ACTIVITY: Retype each line below without a single alteration.

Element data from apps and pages
* * *

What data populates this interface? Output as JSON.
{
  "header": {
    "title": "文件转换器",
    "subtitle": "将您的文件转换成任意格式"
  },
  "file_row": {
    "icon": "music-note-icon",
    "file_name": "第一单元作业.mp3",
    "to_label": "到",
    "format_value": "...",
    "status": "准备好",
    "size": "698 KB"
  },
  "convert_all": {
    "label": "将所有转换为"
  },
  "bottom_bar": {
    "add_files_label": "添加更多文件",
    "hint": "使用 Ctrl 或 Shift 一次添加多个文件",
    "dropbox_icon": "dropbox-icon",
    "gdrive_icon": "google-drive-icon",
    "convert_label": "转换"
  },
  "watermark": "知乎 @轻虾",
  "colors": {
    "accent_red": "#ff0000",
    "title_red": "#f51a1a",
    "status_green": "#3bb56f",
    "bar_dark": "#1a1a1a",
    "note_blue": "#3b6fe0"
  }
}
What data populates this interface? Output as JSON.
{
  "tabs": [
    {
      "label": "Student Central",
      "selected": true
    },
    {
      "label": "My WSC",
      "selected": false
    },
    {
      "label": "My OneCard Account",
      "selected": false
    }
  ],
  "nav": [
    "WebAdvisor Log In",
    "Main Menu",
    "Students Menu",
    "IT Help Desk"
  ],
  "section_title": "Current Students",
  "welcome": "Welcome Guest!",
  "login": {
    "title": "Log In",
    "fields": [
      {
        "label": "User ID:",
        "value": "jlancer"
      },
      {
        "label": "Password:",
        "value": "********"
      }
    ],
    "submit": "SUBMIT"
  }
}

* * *

COMPLETED TASK:
What data populates this interface? Output as JSON.
{
  "header": {
    "title": "文件转换器",
    "subtitle": "将您的文件转换成任意格式"
  },
  "file_row": {
    "icon": "music-note-icon",
    "file_name": "第一单元作业.mp3",
    "to_label": "到",
    "format_value": "...",
    "status": "准备好",
    "size": "698 KB"
  },
  "convert_all": {
    "label": "将所有转换为"
  },
  "bottom_bar": {
    "add_files_label": "添加更多文件",
    "hint": "使用 Ctrl 或 Shift 一次添加多个文件",
    "dropbox_icon": "dropbox-icon",
    "gdrive_icon": "google-drive-icon",
    "convert_label": "转换"
  },
  "watermark": "知乎 @轻虾",
  "colors": {
    "accent_red": "#ff0000",
    "title_red": "#f51a1a",
    "status_green": "#3bb56f",
    "bar_dark": "#1a1a1a",
    "note_blue": "#3b6fe0"
  }
}
What data populates this interface? Output as JSON.
{
  "tabs": [
    {
      "label": "Student Central",
      "selected": true
    },
    {
      "label": "My WSC",
      "selected": false
    },
    {
      "label": "My OneCard Account",
      "selected": false
    }
  ],
  "nav": [
    "WebAdvisor Log In",
    "Main Menu",
    "Students Menu",
    "IT Help Desk"
  ],
  "section_title": "Current Students",
  "welcome": "Welcome Guest!",
  "login": {
    "title": "Log In",
    "fields": [
      {
        "label": "User ID:",
        "value": "jlancer"
      },
      {
        "label": "Password:",
        "value": "********"
      }
    ],
    "submit": "SUBMIT"
  }
}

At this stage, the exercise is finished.